The outcome of personal injury cases in Illinois depends upon the level of negligence assigned to each person involved in an accident. The defense side often tries to argue for comparative or contributory negligence or claim assumption of risk to try to reduce or eliminate damages in personal injury cases.
Under comparative negligence, the plaintiff’s side usually cannot recover damages if the person suing for personal injury held any responsibility for the accident. This doctrine assumes that the plaintiff did not practice ordinary care to avoid injury and was injured by negligent actions. Assumption of risk can also pose a challenge for the plaintiff’s side because it assumes an individual engaging in an activity understands the risks involved.
Under comparative negligence, the amount in damages a plaintiff receives depends heavily on the degree of negligence involved. Many states, including Illinois Compiled Statutes > Illinois, go by the rule of modified comparative negligence. This means that individuals can only go for damages if they hold 50 percent or less responsibility for the accident. In comparison, pure comparable negligence allows for plaintiffs to go for damages for any amount of liability, and slight gross negligence lets plaintiffs seek damages only if they play very minimal parts in causing accidents.
In personal injury cases, injured people or their families may be able to seek damages for medical bills or funeral expenses, resulting from injuries or illnesses sustained during accidents. However, a person’s accidents during an incident can have an impact on the potential damage amount. Police reports, eyewitness account and accident reconstructions can better show negligence on the park of both parties.
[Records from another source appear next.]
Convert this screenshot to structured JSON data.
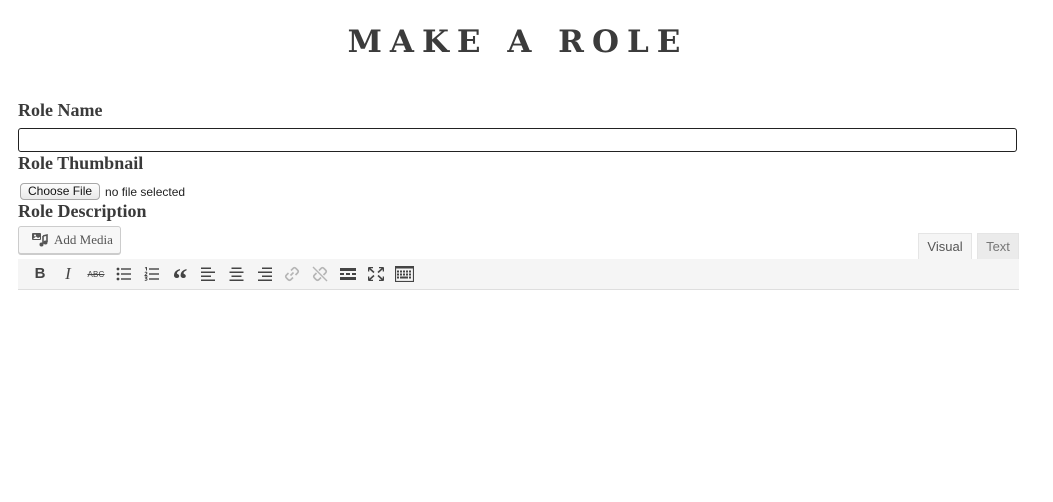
{
  "page": {
    "title": "MAKE A ROLE"
  },
  "form": {
    "role_name_label": "Role Name",
    "role_name_value": "",
    "role_thumbnail_label": "Role Thumbnail",
    "choose_file_label": "Choose File",
    "file_status": "no file selected",
    "role_description_label": "Role Description"
  },
  "editor": {
    "add_media_label": "Add Media",
    "tabs": [
      {
        "label": "Visual",
        "active": true
      },
      {
        "label": "Text",
        "active": false
      }
    ],
    "toolbar": [
      {
        "name": "bold",
        "icon": "bold-icon",
        "glyph": "B"
      },
      {
        "name": "italic",
        "icon": "italic-icon",
        "glyph": "I"
      },
      {
        "name": "strikethrough",
        "icon": "strikethrough-icon",
        "glyph": "ABC"
      },
      {
        "name": "bulleted-list",
        "icon": "bulleted-list-icon"
      },
      {
        "name": "numbered-list",
        "icon": "numbered-list-icon"
      },
      {
        "name": "blockquote",
        "icon": "blockquote-icon",
        "glyph": "“"
      },
      {
        "name": "align-left",
        "icon": "align-left-icon"
      },
      {
        "name": "align-center",
        "icon": "align-center-icon"
      },
      {
        "name": "align-right",
        "icon": "align-right-icon"
      },
      {
        "name": "insert-link",
        "icon": "link-icon",
        "disabled": true
      },
      {
        "name": "remove-link",
        "icon": "unlink-icon",
        "disabled": true
      },
      {
        "name": "read-more",
        "icon": "read-more-icon"
      },
      {
        "name": "fullscreen",
        "icon": "fullscreen-icon"
      },
      {
        "name": "toolbar-toggle",
        "icon": "keyboard-icon"
      }
    ],
    "content": ""
  },
  "colors": {
    "text": "#3a3a3a",
    "toolbar_bg": "#f5f5f5",
    "disabled_icon": "#b5b5b5"
  }
}
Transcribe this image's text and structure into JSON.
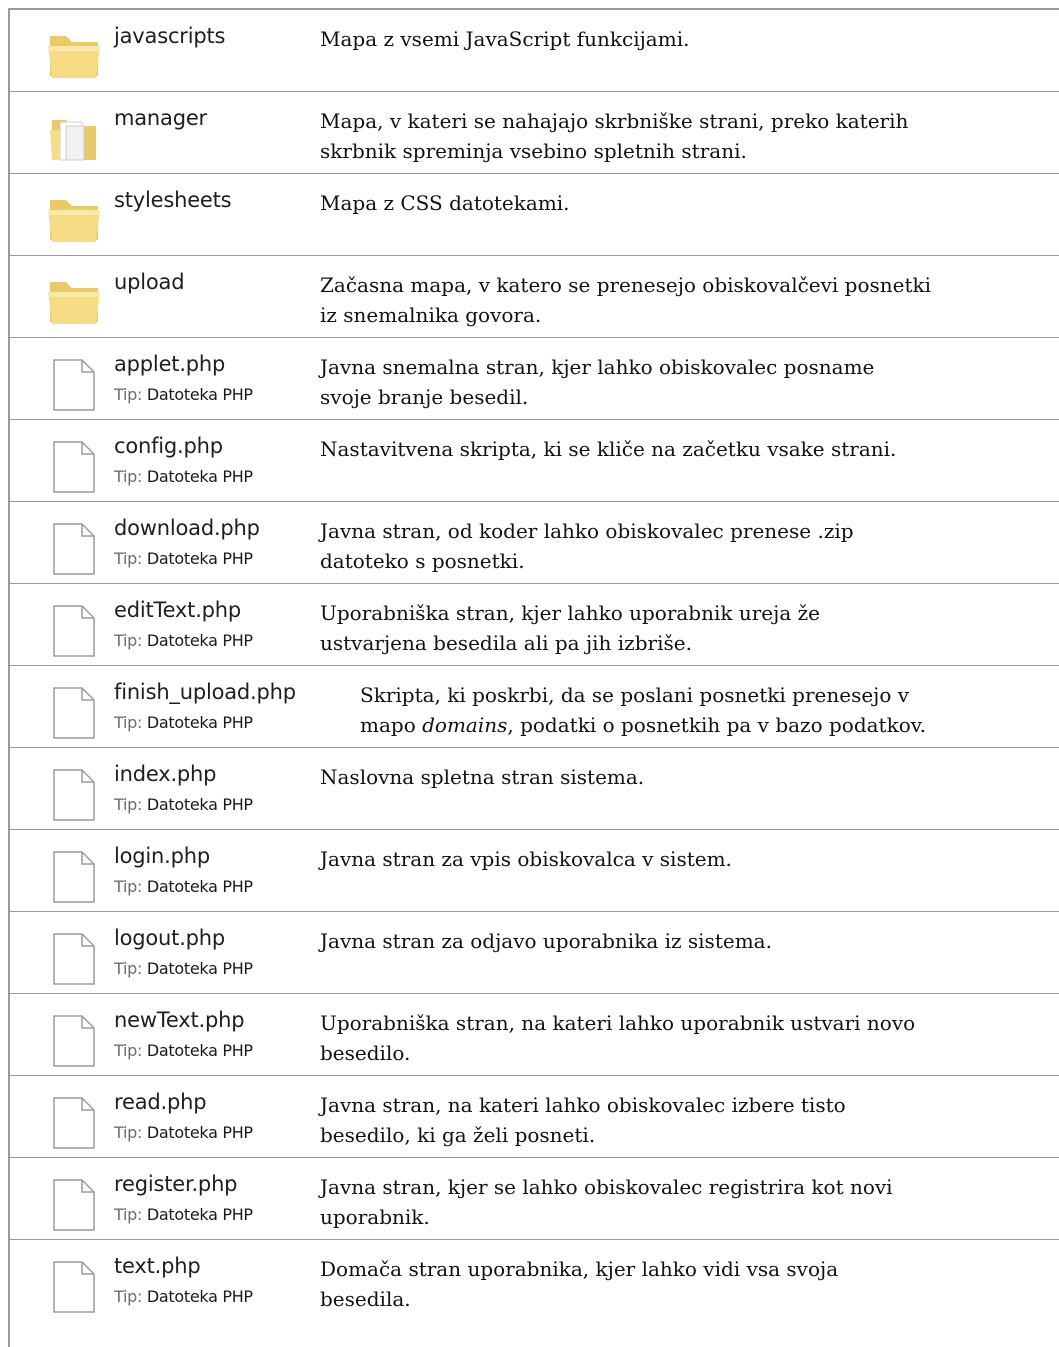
{
  "type_label": "Tip:",
  "rows": [
    {
      "name": "javascripts",
      "icon": "folder-icon",
      "description": [
        "Mapa z vsemi JavaScript funkcijami."
      ]
    },
    {
      "name": "manager",
      "icon": "folder-open-icon",
      "description": [
        "Mapa, v kateri se nahajajo skrbniške  strani, preko katerih",
        "skrbnik spreminja vsebino spletnih strani."
      ]
    },
    {
      "name": "stylesheets",
      "icon": "folder-icon",
      "description": [
        "Mapa z CSS datotekami."
      ]
    },
    {
      "name": "upload",
      "icon": "folder-icon",
      "description": [
        "Začasna mapa, v katero se prenesejo obiskovalčevi posnetki",
        "iz snemalnika govora."
      ]
    },
    {
      "name": "applet.php",
      "icon": "file-icon",
      "type": "Datoteka PHP",
      "description": [
        "Javna snemalna  stran, kjer lahko obiskovalec posname",
        "svoje branje besedil."
      ]
    },
    {
      "name": "config.php",
      "icon": "file-icon",
      "type": "Datoteka PHP",
      "description": [
        "Nastavitvena skripta, ki se kliče na začetku vsake strani."
      ]
    },
    {
      "name": "download.php",
      "icon": "file-icon",
      "type": "Datoteka PHP",
      "description": [
        "Javna stran, od koder lahko obiskovalec prenese .zip",
        "datoteko s posnetki."
      ]
    },
    {
      "name": "editText.php",
      "icon": "file-icon",
      "type": "Datoteka PHP",
      "description": [
        "Uporabniška stran, kjer lahko uporabnik ureja že",
        "ustvarjena besedila ali pa jih izbriše."
      ]
    },
    {
      "name": "finish_upload.php",
      "icon": "file-icon",
      "type": "Datoteka PHP",
      "description_parts": {
        "line1": "Skripta, ki poskrbi, da se poslani posnetki prenesejo v",
        "line2_a": "mapo ",
        "line2_em": "domains",
        "line2_b": ", podatki o posnetkih pa v bazo podatkov."
      }
    },
    {
      "name": "index.php",
      "icon": "file-icon",
      "type": "Datoteka PHP",
      "description": [
        "Naslovna spletna stran sistema."
      ]
    },
    {
      "name": "login.php",
      "icon": "file-icon",
      "type": "Datoteka PHP",
      "description": [
        "Javna stran za vpis obiskovalca v sistem."
      ]
    },
    {
      "name": "logout.php",
      "icon": "file-icon",
      "type": "Datoteka PHP",
      "description": [
        "Javna stran za odjavo uporabnika iz sistema."
      ]
    },
    {
      "name": "newText.php",
      "icon": "file-icon",
      "type": "Datoteka PHP",
      "description": [
        "Uporabniška stran, na kateri lahko uporabnik ustvari novo",
        "besedilo."
      ]
    },
    {
      "name": "read.php",
      "icon": "file-icon",
      "type": "Datoteka PHP",
      "description": [
        "Javna stran, na kateri lahko obiskovalec izbere tisto",
        "besedilo, ki ga želi posneti."
      ]
    },
    {
      "name": "register.php",
      "icon": "file-icon",
      "type": "Datoteka PHP",
      "description": [
        "Javna stran, kjer se lahko obiskovalec registrira kot novi",
        "uporabnik."
      ]
    },
    {
      "name": "text.php",
      "icon": "file-icon",
      "type": "Datoteka PHP",
      "description": [
        "Domača stran uporabnika, kjer lahko vidi vsa svoja",
        "besedila."
      ]
    }
  ]
}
To find out more about degree of liability in a case, a plaintiff may want to talk about their case with a personal injury attorney.